All of the entries must be reproduced exactly, with no images carried over.

(Provided data Opens)

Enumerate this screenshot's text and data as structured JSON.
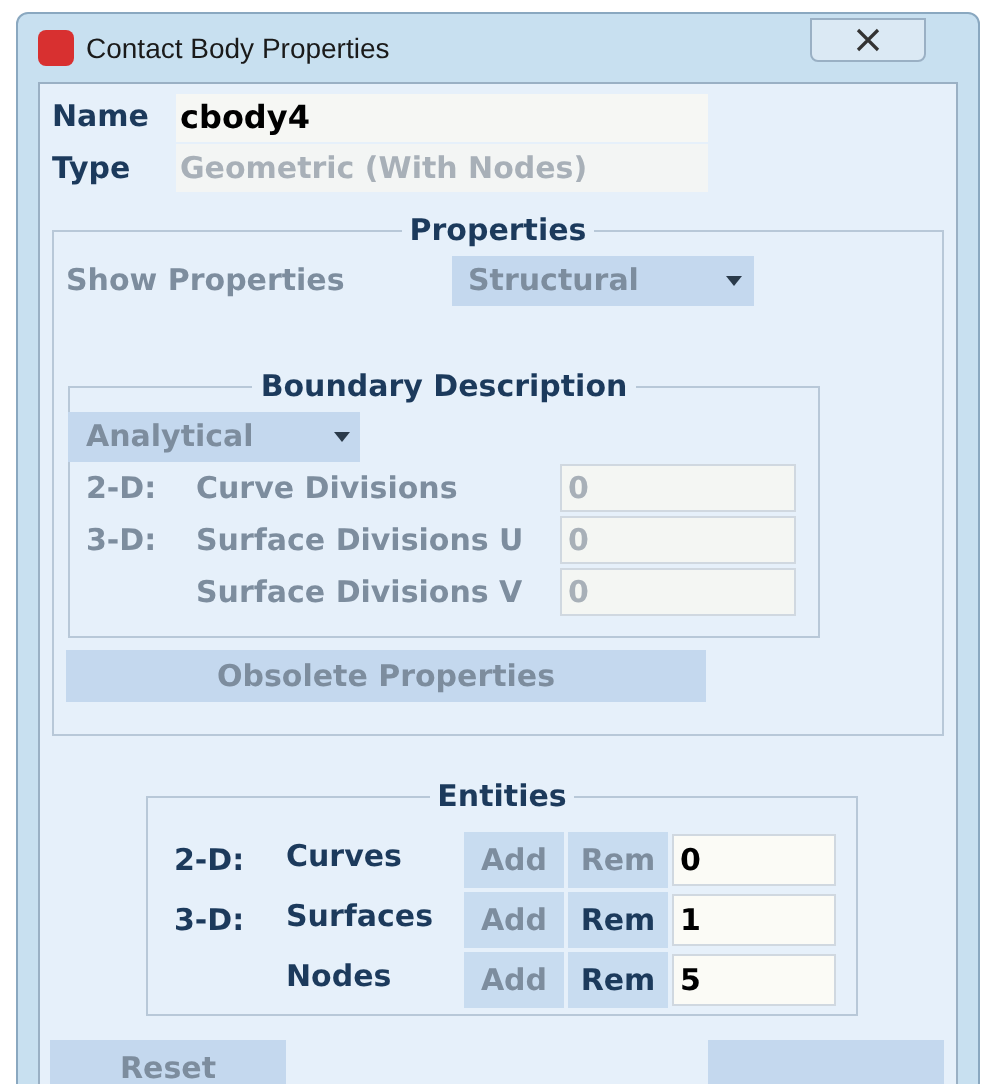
{
  "window": {
    "title": "Contact Body Properties"
  },
  "name": {
    "label": "Name",
    "value": "cbody4"
  },
  "type": {
    "label": "Type",
    "value": "Geometric (With Nodes)"
  },
  "properties": {
    "title": "Properties",
    "show_label": "Show Properties",
    "show_value": "Structural",
    "disabled": true,
    "boundary": {
      "title": "Boundary Description",
      "method": "Analytical",
      "rows": [
        {
          "dim": "2-D:",
          "label": "Curve Divisions",
          "value": "0"
        },
        {
          "dim": "3-D:",
          "label": "Surface Divisions U",
          "value": "0"
        },
        {
          "label": "Surface Divisions V",
          "value": "0"
        }
      ]
    },
    "obsolete_button": "Obsolete Properties"
  },
  "entities": {
    "title": "Entities",
    "rows": [
      {
        "dim": "2-D:",
        "label": "Curves",
        "add": {
          "label": "Add",
          "disabled": true
        },
        "rem": {
          "label": "Rem",
          "disabled": true
        },
        "count": "0"
      },
      {
        "dim": "3-D:",
        "label": "Surfaces",
        "add": {
          "label": "Add",
          "disabled": true
        },
        "rem": {
          "label": "Rem",
          "disabled": false
        },
        "count": "1"
      },
      {
        "label": "Nodes",
        "add": {
          "label": "Add",
          "disabled": true
        },
        "rem": {
          "label": "Rem",
          "disabled": false
        },
        "count": "5"
      }
    ]
  },
  "buttons": [
    {
      "label": "Reset",
      "disabled": true
    },
    {
      "disabled": true
    }
  ]
}
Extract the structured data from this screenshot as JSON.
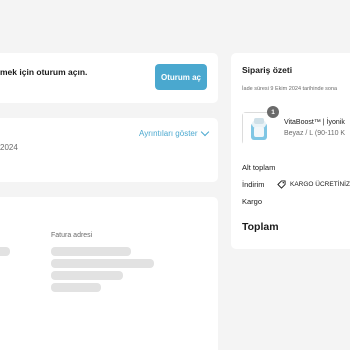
{
  "login": {
    "message": "mek için oturum açın.",
    "button_label": "Oturum aç"
  },
  "details": {
    "toggle_label": "Ayrıntıları göster",
    "date_text": "2024"
  },
  "address": {
    "billing_label": "Fatura adresi"
  },
  "summary": {
    "title": "Sipariş özeti",
    "return_note": "İade süresi 9 Ekim 2024 tarihinde sona",
    "product": {
      "quantity_badge": "1",
      "name": "VitaBoost™ | İyonik",
      "variant": "Beyaz / L (90-110 K"
    },
    "subtotal_label": "Alt toplam",
    "discount_label": "İndirim",
    "discount_code": "KARGO ÜCRETİNİZ",
    "shipping_label": "Kargo",
    "total_label": "Toplam"
  },
  "colors": {
    "accent": "#4aa8cf",
    "background": "#f4f4f4",
    "card": "#ffffff",
    "skeleton": "#e2e2e2"
  },
  "icons": {
    "tag": "tag-icon",
    "chevron": "chevron-down-icon",
    "product": "product-thumbnail"
  }
}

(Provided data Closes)

**Expected answer:**
Enumerate this screenshot's text and data as structured JSON.
{
  "window": {
    "title": "Contact Body Properties"
  },
  "name": {
    "label": "Name",
    "value": "cbody4"
  },
  "type": {
    "label": "Type",
    "value": "Geometric (With Nodes)"
  },
  "properties": {
    "title": "Properties",
    "show_label": "Show Properties",
    "show_value": "Structural",
    "disabled": true,
    "boundary": {
      "title": "Boundary Description",
      "method": "Analytical",
      "rows": [
        {
          "dim": "2-D:",
          "label": "Curve Divisions",
          "value": "0"
        },
        {
          "dim": "3-D:",
          "label": "Surface Divisions U",
          "value": "0"
        },
        {
          "label": "Surface Divisions V",
          "value": "0"
        }
      ]
    },
    "obsolete_button": "Obsolete Properties"
  },
  "entities": {
    "title": "Entities",
    "rows": [
      {
        "dim": "2-D:",
        "label": "Curves",
        "add": {
          "label": "Add",
          "disabled": true
        },
        "rem": {
          "label": "Rem",
          "disabled": true
        },
        "count": "0"
      },
      {
        "dim": "3-D:",
        "label": "Surfaces",
        "add": {
          "label": "Add",
          "disabled": true
        },
        "rem": {
          "label": "Rem",
          "disabled": false
        },
        "count": "1"
      },
      {
        "label": "Nodes",
        "add": {
          "label": "Add",
          "disabled": true
        },
        "rem": {
          "label": "Rem",
          "disabled": false
        },
        "count": "5"
      }
    ]
  },
  "buttons": [
    {
      "label": "Reset",
      "disabled": true
    },
    {
      "disabled": true
    }
  ]
}
Extract the structured data from this screenshot as JSON.
{
  "login": {
    "message": "mek için oturum açın.",
    "button_label": "Oturum aç"
  },
  "details": {
    "toggle_label": "Ayrıntıları göster",
    "date_text": "2024"
  },
  "address": {
    "billing_label": "Fatura adresi"
  },
  "summary": {
    "title": "Sipariş özeti",
    "return_note": "İade süresi 9 Ekim 2024 tarihinde sona",
    "product": {
      "quantity_badge": "1",
      "name": "VitaBoost™ | İyonik",
      "variant": "Beyaz / L (90-110 K"
    },
    "subtotal_label": "Alt toplam",
    "discount_label": "İndirim",
    "discount_code": "KARGO ÜCRETİNİZ",
    "shipping_label": "Kargo",
    "total_label": "Toplam"
  },
  "colors": {
    "accent": "#4aa8cf",
    "background": "#f4f4f4",
    "card": "#ffffff",
    "skeleton": "#e2e2e2"
  },
  "icons": {
    "tag": "tag-icon",
    "chevron": "chevron-down-icon",
    "product": "product-thumbnail"
  }
}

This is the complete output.